The problem with “high-concept” movies is that eventually they have to move beyond that concept and tell a whole, satisfying story. It’s harder than it sounds. Just take a look at “Bad Samaritan,” a film about a thief who breaks into the house of a serial killer. He doesn’t know what to do next, and neither does the movie.
Robert Sheehan (“Geostorm”) stars as Sean, a photographer with a wonderful girlfriend, Riley (Jacqueline Byers, “Salvation”), who makes ends meet with a clever little scam: Sean and his best friend Derek (Carlito Olivero, “Step Up: High Water”) work as valets at an expensive Italian restaurant, and while the customers are eating, they drive their cars home and rob them.
It’s a smart idea for a crime wave, especially since they steal only small items which are unlikely to be missed. That alone makes them miles smarter than the valet thieves from Eli Roth’s “Death Wish.” (What did valets do to collectively tick off Hollywood screenwriters lately?)
But when Sean breaks into the house of a wealthy a-hole named Cale Erendreich (David Tennant), he’s shocked to discover that Cale has a young woman named Katie (Kerry Condon, “Three Billboards Outside Ebbing, Missouri”) chained up inside a room lined with plastic. That, combined with the creepy white room of many, many knives, convinces Sean that he has broken into the home of a serial killer. Worse yet, Sean only has a few minutes before the madman needs his car back.
Again, “Bad Samaritan” is a very clever set-up for a thriller, in which our hero is moral only in comparison to the villain, and in which his past mistakes precludes him from doing the right thing, the right way. It’s been done before of course, in films like “Beneath the Darkness,” “The Collector” and “Don’t Breathe,” but a good idea is a good idea. All it needs is a wily execution.
So it’s a shame, especially in a film about a serial killer, that “Bad Samaritan” has so little finesse. It starts strong, with some unexpected shocks and “What would you do in this situation?” suspense sequences, but as soon as Sean leaves Cale’s house, the movie loses all momentum and never gains it back.

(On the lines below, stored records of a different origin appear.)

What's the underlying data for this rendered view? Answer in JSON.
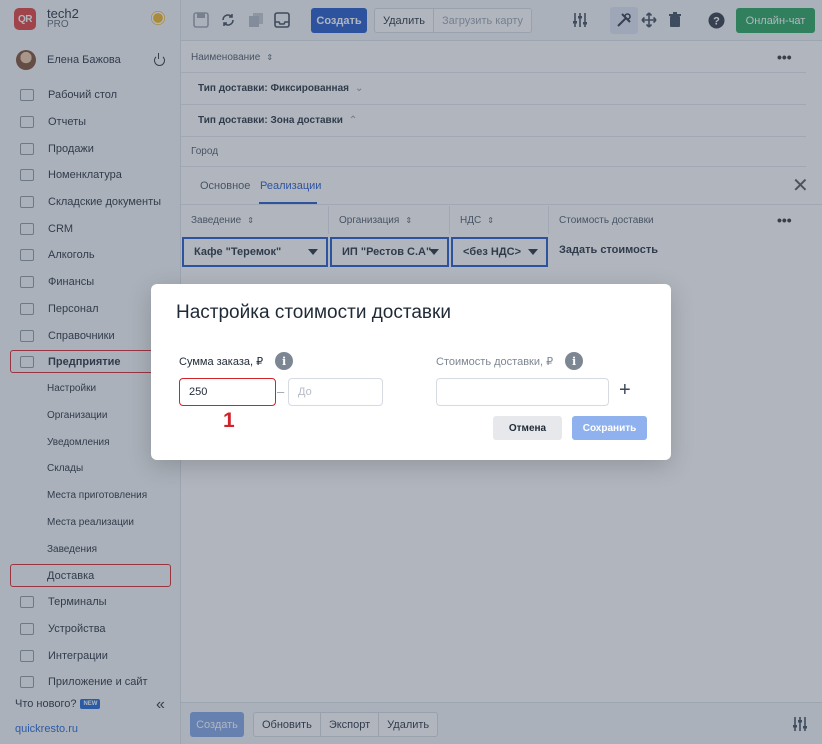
{
  "sidebar": {
    "brand": {
      "logo": "QR",
      "name": "tech2",
      "plan": "PRO"
    },
    "user": {
      "name": "Елена Бажова"
    },
    "items": [
      {
        "label": "Рабочий стол"
      },
      {
        "label": "Отчеты"
      },
      {
        "label": "Продажи"
      },
      {
        "label": "Номенклатура"
      },
      {
        "label": "Складские документы"
      },
      {
        "label": "CRM"
      },
      {
        "label": "Алкоголь"
      },
      {
        "label": "Финансы"
      },
      {
        "label": "Персонал"
      },
      {
        "label": "Справочники"
      },
      {
        "label": "Предприятие"
      }
    ],
    "subitems": [
      {
        "label": "Настройки"
      },
      {
        "label": "Организации"
      },
      {
        "label": "Уведомления"
      },
      {
        "label": "Склады"
      },
      {
        "label": "Места приготовления"
      },
      {
        "label": "Места реализации"
      },
      {
        "label": "Заведения"
      },
      {
        "label": "Доставка"
      }
    ],
    "items_after": [
      {
        "label": "Терминалы"
      },
      {
        "label": "Устройства"
      },
      {
        "label": "Интеграции"
      },
      {
        "label": "Приложение и сайт"
      }
    ],
    "whats_new": "Что нового?",
    "new_badge": "NEW",
    "site_link": "quickresto.ru"
  },
  "toolbar": {
    "create_label": "Создать",
    "delete_label": "Удалить",
    "load_map_label": "Загрузить карту",
    "chat_label": "Онлайн-чат"
  },
  "content": {
    "name_header": "Наименование",
    "group_fixed": "Тип доставки: Фиксированная",
    "group_zone": "Тип доставки: Зона доставки",
    "city": "Город",
    "tabs": [
      {
        "label": "Основное"
      },
      {
        "label": "Реализации"
      }
    ],
    "columns": [
      {
        "label": "Заведение"
      },
      {
        "label": "Организация"
      },
      {
        "label": "НДС"
      },
      {
        "label": "Стоимость доставки"
      }
    ],
    "row": {
      "venue": "Кафе \"Теремок\"",
      "org": "ИП \"Рестов С.А\"",
      "vat": "<без НДС>",
      "cost": "Задать стоимость"
    }
  },
  "bottombar": {
    "save_label": "Создать",
    "refresh_label": "Обновить",
    "export_label": "Экспорт",
    "delete_label": "Удалить"
  },
  "modal": {
    "title": "Настройка стоимости доставки",
    "order_sum_label": "Сумма заказа, ₽",
    "from_value": "250",
    "to_placeholder": "До",
    "delivery_cost_label": "Стоимость доставки, ₽",
    "cancel_label": "Отмена",
    "save_label": "Сохранить",
    "annotation": "1"
  },
  "colors": {
    "accent": "#1e55c8",
    "highlight": "#d2232a",
    "chat": "#22a35a"
  }
}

The problem is that, since Cale quickly realizes his inner sanctum has been invaded and just as quickly covers his tracks, Sean is forced to flat-out tell the cops right away what happened , thus exhausting almost every tool in the movie’s arsenal. Watching a panicky young thief try to think his way out of immediate danger is exciting. The film even earns itself a Mulligan, when Derek asks why Sean didn’t just hand Katie the phone when he had the chance, and Sean admits he was too freaked out to be clever. It’s easy to judge a movie for that kind of oversight, but just this once, we might be willing to forgive Sean (especially since “Bad Samaritan” would be over immediately if he actually had thought of that).

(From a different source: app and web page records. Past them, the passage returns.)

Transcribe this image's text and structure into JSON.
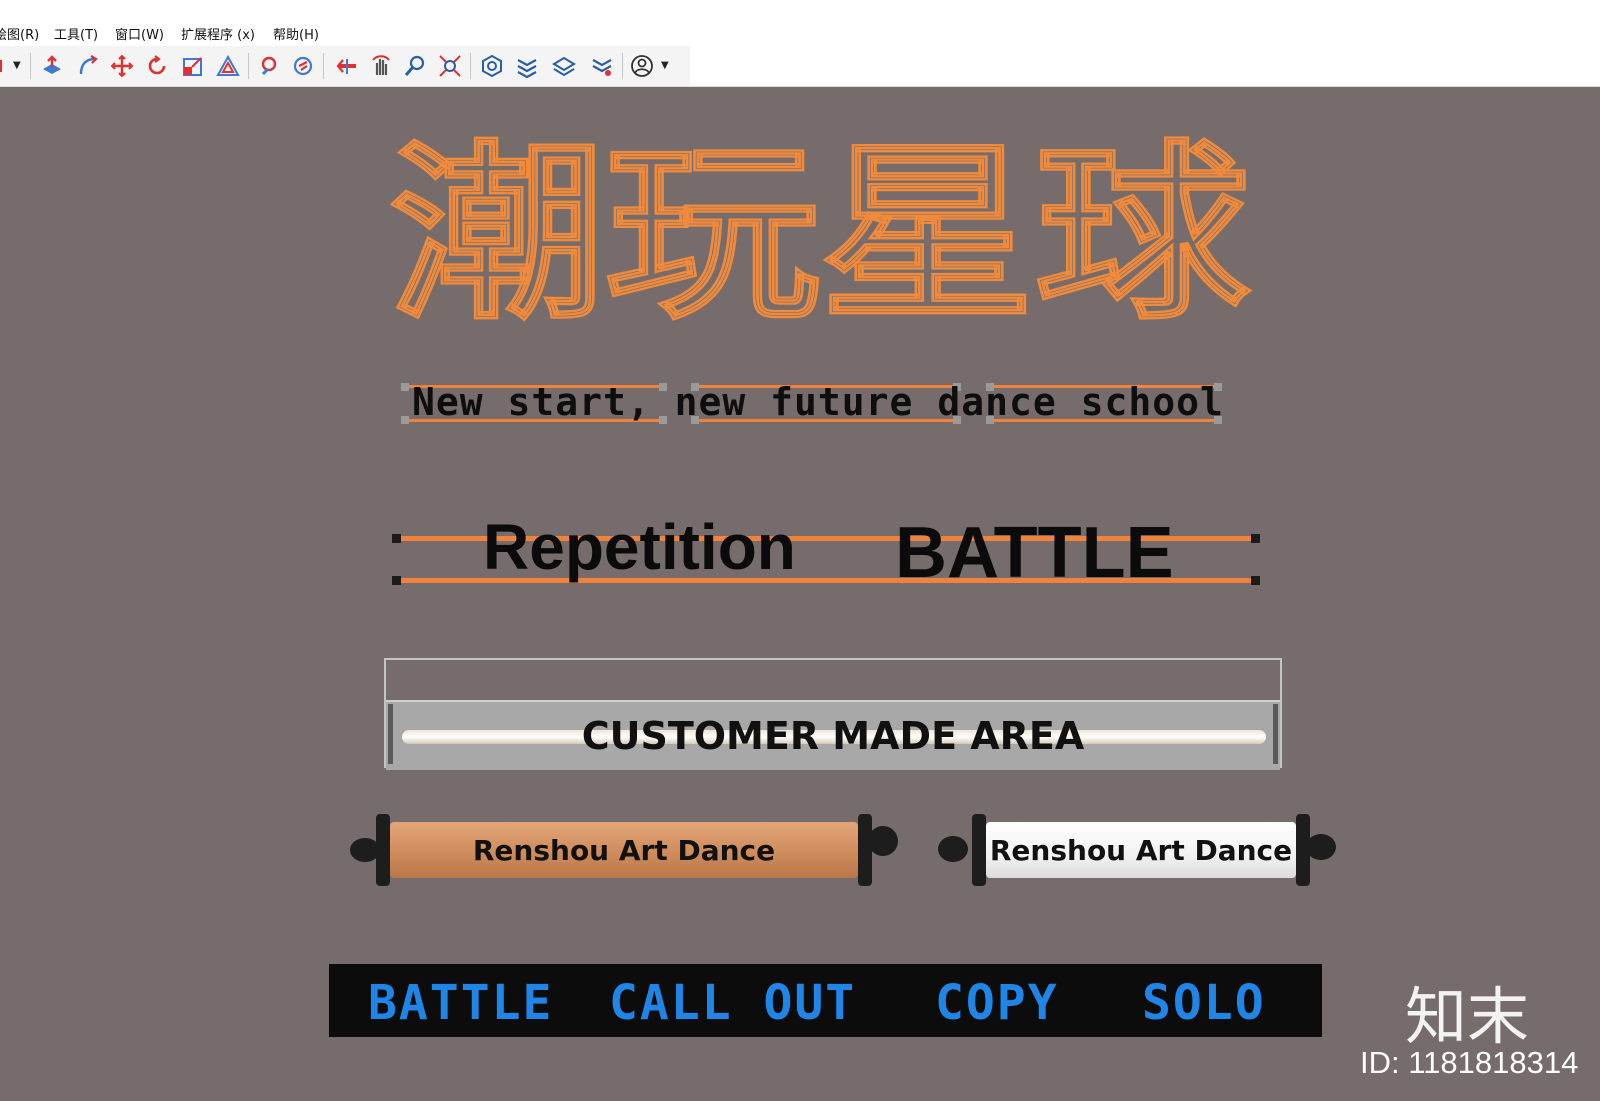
{
  "menu": {
    "items": [
      "绘图(R)",
      "工具(T)",
      "窗口(W)",
      "扩展程序 (x)",
      "帮助(H)"
    ]
  },
  "toolbar": {
    "icons": [
      "select-dropdown-icon",
      "push-pull-icon",
      "follow-me-icon",
      "move-icon",
      "rotate-icon",
      "scale-icon",
      "offset-icon",
      "orbit-icon",
      "pan-3d-icon",
      "position-camera-icon",
      "look-around-icon",
      "zoom-icon",
      "zoom-extents-icon",
      "component-icon",
      "layers-icon",
      "sandbox-icon",
      "styles-icon",
      "account-icon"
    ]
  },
  "canvas": {
    "title_cn": "潮玩星球",
    "subtitle": "New start, new future dance school",
    "repetition": "Repetition",
    "battle": "BATTLE",
    "custom_area": "CUSTOMER MADE AREA",
    "scroll_left": "Renshou Art Dance",
    "scroll_right": "Renshou Art Dance",
    "bar_words": [
      "BATTLE",
      "CALL OUT",
      "COPY",
      "SOLO"
    ]
  },
  "watermark": {
    "logo": "知末",
    "id": "ID: 1181818314"
  },
  "colors": {
    "neon_orange": "#f08a3c",
    "canvas_bg": "#766c6b",
    "blue_text": "#1f86e8",
    "scroll_orange": "#d08f60"
  }
}
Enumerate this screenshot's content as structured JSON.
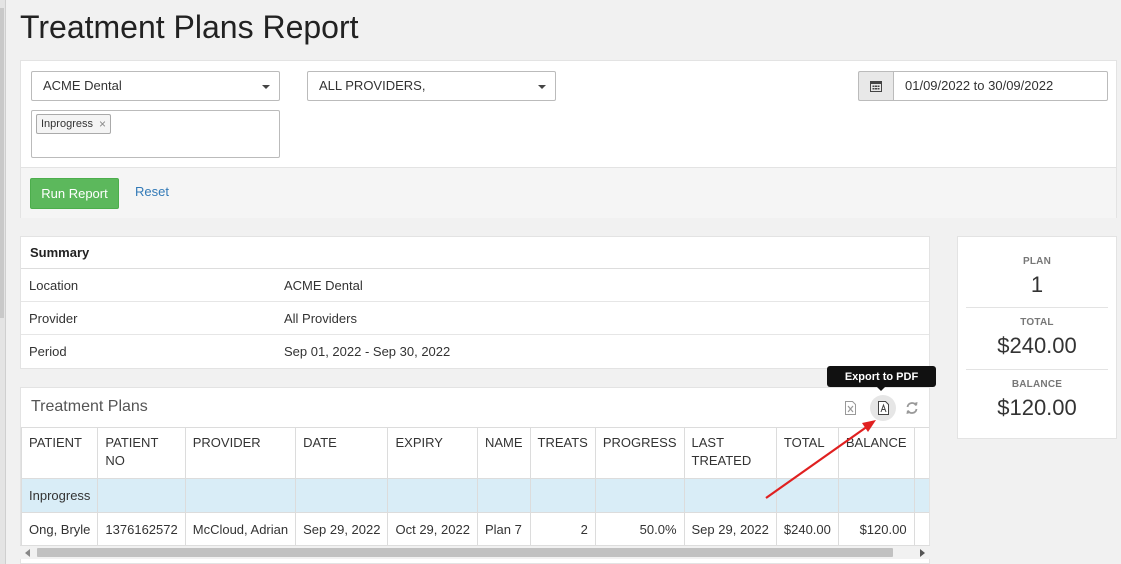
{
  "page": {
    "title": "Treatment Plans Report"
  },
  "filters": {
    "location": "ACME Dental",
    "provider": "ALL PROVIDERS,",
    "status_tag": "Inprogress",
    "tag_remove": "×",
    "date_range": "01/09/2022 to 30/09/2022",
    "run_label": "Run Report",
    "reset_label": "Reset"
  },
  "summary": {
    "heading": "Summary",
    "rows": [
      {
        "label": "Location",
        "value": "ACME Dental"
      },
      {
        "label": "Provider",
        "value": "All Providers"
      },
      {
        "label": "Period",
        "value": "Sep 01, 2022 - Sep 30, 2022"
      }
    ]
  },
  "stats": {
    "plan_label": "PLAN",
    "plan_value": "1",
    "total_label": "TOTAL",
    "total_value": "$240.00",
    "balance_label": "BALANCE",
    "balance_value": "$120.00"
  },
  "treatment_plans": {
    "title": "Treatment Plans",
    "tooltip": "Export to PDF",
    "columns": [
      "PATIENT",
      "PATIENT NO",
      "PROVIDER",
      "DATE",
      "EXPIRY",
      "NAME",
      "TREATS",
      "PROGRESS",
      "LAST TREATED",
      "TOTAL",
      "BALANCE"
    ],
    "group_label": "Inprogress",
    "rows": [
      {
        "patient": "Ong, Bryle",
        "patient_no": "1376162572",
        "provider": "McCloud, Adrian",
        "date": "Sep 29, 2022",
        "expiry": "Oct 29, 2022",
        "name": "Plan 7",
        "treats": "2",
        "progress": "50.0%",
        "last_treated": "Sep 29, 2022",
        "total": "$240.00",
        "balance": "$120.00"
      }
    ]
  },
  "icons": {
    "calendar": "calendar-icon",
    "excel": "excel-export-icon",
    "pdf": "pdf-export-icon",
    "refresh": "refresh-icon"
  },
  "colors": {
    "run_button": "#5cb85c",
    "link": "#337ab7",
    "group_row": "#d9edf7",
    "annotation_arrow": "#e02020"
  }
}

In contrast, watching a guilt-ridden young schmuck freak out for half the movie because he’s out of ideas isn’t terribly cinematic. What’s worse, when Cale turns the tables on Sean and starts stalking him, Cale’s machinations are so banal they rarely escalate above trolling. In real life it may be disturbing to find out that someone stole your Facebook password and sabotaged your relationship with your girlfriend, but when that person is a serial killer, who we’ve already seen do infinitely more terrifying things, it just comes across as a serious dramatic letdown.
Dean Devlin previously directed the ludicrous but entertaining disaster thriller “Geostorm,” and although the genre may have changed, he’s once again working with pulpy airplane-novel material. Perhaps the biggest issue is that Devlin doesn’t seem to be having as much fun this time around. He’s got a story that playfully subverts audience expectation, and he sure seems to love his over-the-top dramatic reveals of Cale’s various victims. But “Bad Samaritan” plays out with all the somber determination of a plausible drama, and after a while the plot is simply too absurd to be taken that seriously.
The cast of “Bad Samaritan” is trapped in this material, and for the most part their only responsibility is to justify the next plot point rather than crafting interesting characters. As Sean, Sheehan gets to wallow in his guilt, and it’s refreshing to see a protagonist in this type of thriller admit his sins early on, so we can regain our rooting interest in him quickly. But that’s just one note, and he’s expected to play it for most of the film.
Meanwhile, Tennant is asked to snarl it up as a serial killer whose modus operandi has nothing to do with the rest of the movie. He’s obsessive-compulsive and has a thing for horses, and the more you learn about who he is and why he does what he does, the more you get the impression that the index card for his character simply read “SERIAL KILLER WITH GIMMICK,” and that no particular care was given to tie his behavior into the protagonist’s journey. And when there’s no cohesive theme to a story like this, it all becomes — to quote Homer Simpson — “just a bunch of stuff that happened.”
Granted, it’s a somewhat entertaining bunch of stuff. A few of the jump scares are expertly crafted, and Condon gets a climactic line of dialogue which might end up being one of the best of the year. But a few sharp moments can’t compensate for a film that feels half-developed and only half-heartedly told. Like its protagonist, “Bad Samaritan” isn’t quite as bad as it could have been, but it’s not good either.